▼

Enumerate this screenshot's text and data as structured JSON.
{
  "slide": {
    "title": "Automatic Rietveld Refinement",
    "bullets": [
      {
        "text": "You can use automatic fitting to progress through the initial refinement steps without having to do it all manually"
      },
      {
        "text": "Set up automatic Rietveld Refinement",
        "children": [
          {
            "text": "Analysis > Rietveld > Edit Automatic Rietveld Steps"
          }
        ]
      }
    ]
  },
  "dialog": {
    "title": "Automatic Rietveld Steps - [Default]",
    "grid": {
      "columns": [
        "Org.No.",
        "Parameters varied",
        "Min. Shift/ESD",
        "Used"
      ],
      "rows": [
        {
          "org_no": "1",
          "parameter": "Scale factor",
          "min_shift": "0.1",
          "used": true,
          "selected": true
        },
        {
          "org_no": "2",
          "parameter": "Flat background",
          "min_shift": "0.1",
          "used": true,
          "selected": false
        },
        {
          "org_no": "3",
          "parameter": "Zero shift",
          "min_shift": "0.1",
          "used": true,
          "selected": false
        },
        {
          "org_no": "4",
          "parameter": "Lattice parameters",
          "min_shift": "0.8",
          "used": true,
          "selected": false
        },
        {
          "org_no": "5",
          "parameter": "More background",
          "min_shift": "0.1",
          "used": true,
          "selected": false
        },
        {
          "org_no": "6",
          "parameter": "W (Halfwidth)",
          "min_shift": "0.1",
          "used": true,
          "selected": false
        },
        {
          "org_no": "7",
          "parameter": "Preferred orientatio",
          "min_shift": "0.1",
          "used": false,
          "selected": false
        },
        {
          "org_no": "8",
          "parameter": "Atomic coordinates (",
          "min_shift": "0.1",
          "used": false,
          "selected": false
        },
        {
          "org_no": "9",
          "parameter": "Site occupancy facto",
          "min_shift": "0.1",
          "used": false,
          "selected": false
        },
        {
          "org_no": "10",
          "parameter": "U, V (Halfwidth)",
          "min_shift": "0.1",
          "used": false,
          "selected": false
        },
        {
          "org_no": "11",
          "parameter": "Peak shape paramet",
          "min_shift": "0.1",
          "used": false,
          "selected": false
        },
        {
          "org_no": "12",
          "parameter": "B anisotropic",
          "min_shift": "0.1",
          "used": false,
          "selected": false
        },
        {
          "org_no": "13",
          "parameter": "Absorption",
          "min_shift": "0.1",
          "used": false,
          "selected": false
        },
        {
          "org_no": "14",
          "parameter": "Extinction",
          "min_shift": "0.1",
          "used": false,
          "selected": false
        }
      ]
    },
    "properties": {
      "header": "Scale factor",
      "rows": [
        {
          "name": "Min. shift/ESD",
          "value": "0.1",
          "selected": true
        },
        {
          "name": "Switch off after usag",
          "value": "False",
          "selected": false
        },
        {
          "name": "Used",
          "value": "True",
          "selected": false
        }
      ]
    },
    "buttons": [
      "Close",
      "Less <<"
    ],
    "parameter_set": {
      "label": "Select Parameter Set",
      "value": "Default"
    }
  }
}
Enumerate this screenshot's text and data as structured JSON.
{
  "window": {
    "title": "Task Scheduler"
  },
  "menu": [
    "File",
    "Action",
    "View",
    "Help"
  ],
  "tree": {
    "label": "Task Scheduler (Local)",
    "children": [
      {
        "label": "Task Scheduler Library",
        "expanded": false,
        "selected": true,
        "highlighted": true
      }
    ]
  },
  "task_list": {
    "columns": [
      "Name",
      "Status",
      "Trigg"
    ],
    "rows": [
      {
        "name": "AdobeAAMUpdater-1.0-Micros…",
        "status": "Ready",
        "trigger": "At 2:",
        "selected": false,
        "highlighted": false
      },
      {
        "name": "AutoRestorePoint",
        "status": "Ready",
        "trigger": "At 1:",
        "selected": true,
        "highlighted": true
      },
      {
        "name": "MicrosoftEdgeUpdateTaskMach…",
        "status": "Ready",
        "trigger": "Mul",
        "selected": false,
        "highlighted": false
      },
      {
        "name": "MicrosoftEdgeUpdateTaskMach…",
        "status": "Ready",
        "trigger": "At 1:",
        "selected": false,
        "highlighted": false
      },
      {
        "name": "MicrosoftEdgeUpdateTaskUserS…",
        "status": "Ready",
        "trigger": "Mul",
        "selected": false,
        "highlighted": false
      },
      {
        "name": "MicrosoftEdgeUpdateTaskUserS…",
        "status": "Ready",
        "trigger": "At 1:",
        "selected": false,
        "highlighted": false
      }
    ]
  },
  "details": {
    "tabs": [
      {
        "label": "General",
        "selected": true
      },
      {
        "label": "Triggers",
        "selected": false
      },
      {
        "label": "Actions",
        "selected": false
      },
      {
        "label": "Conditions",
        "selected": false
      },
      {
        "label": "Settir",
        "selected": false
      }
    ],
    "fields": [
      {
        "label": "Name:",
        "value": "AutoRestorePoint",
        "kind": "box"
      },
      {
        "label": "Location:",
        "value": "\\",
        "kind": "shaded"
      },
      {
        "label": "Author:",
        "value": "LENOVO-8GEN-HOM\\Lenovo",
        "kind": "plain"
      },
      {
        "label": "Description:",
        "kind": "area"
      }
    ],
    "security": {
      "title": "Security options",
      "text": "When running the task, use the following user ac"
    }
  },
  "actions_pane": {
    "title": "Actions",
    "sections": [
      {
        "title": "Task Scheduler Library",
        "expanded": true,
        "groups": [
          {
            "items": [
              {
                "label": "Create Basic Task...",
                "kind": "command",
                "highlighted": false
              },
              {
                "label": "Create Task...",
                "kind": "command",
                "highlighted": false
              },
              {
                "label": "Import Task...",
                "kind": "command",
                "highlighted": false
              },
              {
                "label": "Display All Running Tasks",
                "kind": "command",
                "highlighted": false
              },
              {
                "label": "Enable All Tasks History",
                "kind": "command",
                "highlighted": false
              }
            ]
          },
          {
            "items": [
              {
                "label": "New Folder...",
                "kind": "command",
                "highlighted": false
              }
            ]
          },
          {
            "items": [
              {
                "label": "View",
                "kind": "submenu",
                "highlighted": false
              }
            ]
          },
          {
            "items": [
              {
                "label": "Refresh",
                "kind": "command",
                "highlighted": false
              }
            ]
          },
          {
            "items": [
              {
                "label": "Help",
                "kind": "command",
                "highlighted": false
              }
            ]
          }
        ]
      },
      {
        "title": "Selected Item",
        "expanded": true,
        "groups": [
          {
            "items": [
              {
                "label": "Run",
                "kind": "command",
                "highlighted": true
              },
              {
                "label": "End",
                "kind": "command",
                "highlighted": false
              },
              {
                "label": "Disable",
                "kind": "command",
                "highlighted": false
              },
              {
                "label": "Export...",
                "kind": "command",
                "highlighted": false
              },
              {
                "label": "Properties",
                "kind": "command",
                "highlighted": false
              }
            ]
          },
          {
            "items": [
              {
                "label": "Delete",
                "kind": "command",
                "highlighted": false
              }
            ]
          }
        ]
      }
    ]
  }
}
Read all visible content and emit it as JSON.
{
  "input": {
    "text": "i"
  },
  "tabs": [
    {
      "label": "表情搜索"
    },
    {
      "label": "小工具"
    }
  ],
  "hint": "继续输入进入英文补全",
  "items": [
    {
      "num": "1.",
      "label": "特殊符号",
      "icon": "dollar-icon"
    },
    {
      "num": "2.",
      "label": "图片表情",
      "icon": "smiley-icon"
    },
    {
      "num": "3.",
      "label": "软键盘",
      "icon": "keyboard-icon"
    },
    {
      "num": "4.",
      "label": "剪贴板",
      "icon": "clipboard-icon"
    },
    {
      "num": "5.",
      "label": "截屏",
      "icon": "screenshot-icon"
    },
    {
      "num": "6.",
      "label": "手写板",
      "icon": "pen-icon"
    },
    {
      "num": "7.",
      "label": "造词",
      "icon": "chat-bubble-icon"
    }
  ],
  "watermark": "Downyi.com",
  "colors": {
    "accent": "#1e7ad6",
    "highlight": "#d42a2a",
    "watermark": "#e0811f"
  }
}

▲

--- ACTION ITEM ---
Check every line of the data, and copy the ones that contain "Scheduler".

--- YOUR RESPONSE ---
    "title": "Task Scheduler"
    "label": "Task Scheduler (Local)",
        "label": "Task Scheduler Library",
        "title": "Task Scheduler Library",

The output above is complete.